Deaf as well as hearing interpreters state to adjust their interpreting strategies in order to meet the needs of the target group. Some examples are:

  • Interpreting more visually
  • Using signs belonging to another sign language
  • exemplifying things more
  • adjusting spoken components
  • Using spatial features more often
  • Adapting or avoiding finger spelling

Most interpreters use more iconic signing to make it easier for the target group to understand the signed input. However, a lack of knowledge about the deaf migrant’s background can cause difficulties in using this interpreting strategy. In order to be able to use the correct iconic signs the interpreter at work needs to be aware of the living conditions within the deaf client’s country of origin. Although vital, interpreters often lack that knowledge. Communication with the target group can be eased by making use of not only specific strategies but also International Sign.

However, with regard to the target group, both hearing and deaf interpreters mention the importance of making an informed choice on interpreting simultaneously or consecutively. Consecutive interpreting can be important in order to continuously have eye contact with the deaf migrant. As such, the interpreter can respond to the client’s reactions, see his/her facial expressions or nods, … Also, one deaf interpreter states to be continuously switching between the simultaneous and consecutive mode depending on the complexity of the topic being discussed, the added information and examples that are necessary to bring the message across, the deaf migrant’s knowledge on particular sign languages or International Sign, and so on. The consecutive mode is also appropriate when the deaf client regularly asks to repeat something or mentions that he does not understand something.

Every interpreter who was being interviewed experiences the added value of support by deaf and hearing sign language interpreters when communicating with the target group. However, they also unanimously agree upon some vital problems causing team interpreting to still be a rare phenomenon in communication with deaf migrants, which are:
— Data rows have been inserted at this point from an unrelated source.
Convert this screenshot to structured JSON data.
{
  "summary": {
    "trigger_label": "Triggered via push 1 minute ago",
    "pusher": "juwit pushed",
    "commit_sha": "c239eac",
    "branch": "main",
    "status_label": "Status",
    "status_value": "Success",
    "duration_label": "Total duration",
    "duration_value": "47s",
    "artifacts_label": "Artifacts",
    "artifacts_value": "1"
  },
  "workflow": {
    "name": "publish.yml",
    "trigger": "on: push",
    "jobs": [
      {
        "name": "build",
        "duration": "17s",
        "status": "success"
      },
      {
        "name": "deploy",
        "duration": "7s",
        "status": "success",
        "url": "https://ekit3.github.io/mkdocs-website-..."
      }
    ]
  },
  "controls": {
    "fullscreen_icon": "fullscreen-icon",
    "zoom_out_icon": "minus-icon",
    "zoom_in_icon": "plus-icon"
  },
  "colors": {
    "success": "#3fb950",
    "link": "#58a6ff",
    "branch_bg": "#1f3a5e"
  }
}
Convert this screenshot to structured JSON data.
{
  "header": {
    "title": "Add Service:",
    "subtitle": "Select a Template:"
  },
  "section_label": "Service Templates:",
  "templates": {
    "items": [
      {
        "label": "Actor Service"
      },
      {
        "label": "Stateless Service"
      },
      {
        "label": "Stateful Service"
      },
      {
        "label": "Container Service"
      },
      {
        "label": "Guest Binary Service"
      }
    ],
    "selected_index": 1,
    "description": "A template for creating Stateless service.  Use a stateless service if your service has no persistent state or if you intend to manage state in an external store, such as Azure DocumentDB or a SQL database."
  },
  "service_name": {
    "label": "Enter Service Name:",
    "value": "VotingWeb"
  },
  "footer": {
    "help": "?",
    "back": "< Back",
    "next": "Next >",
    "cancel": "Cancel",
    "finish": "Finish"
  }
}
  • A lack of information on the linguistic and cultural background of the client
  • Gaps in legislation
  • A lack of training for and recognistation of deaf interpreters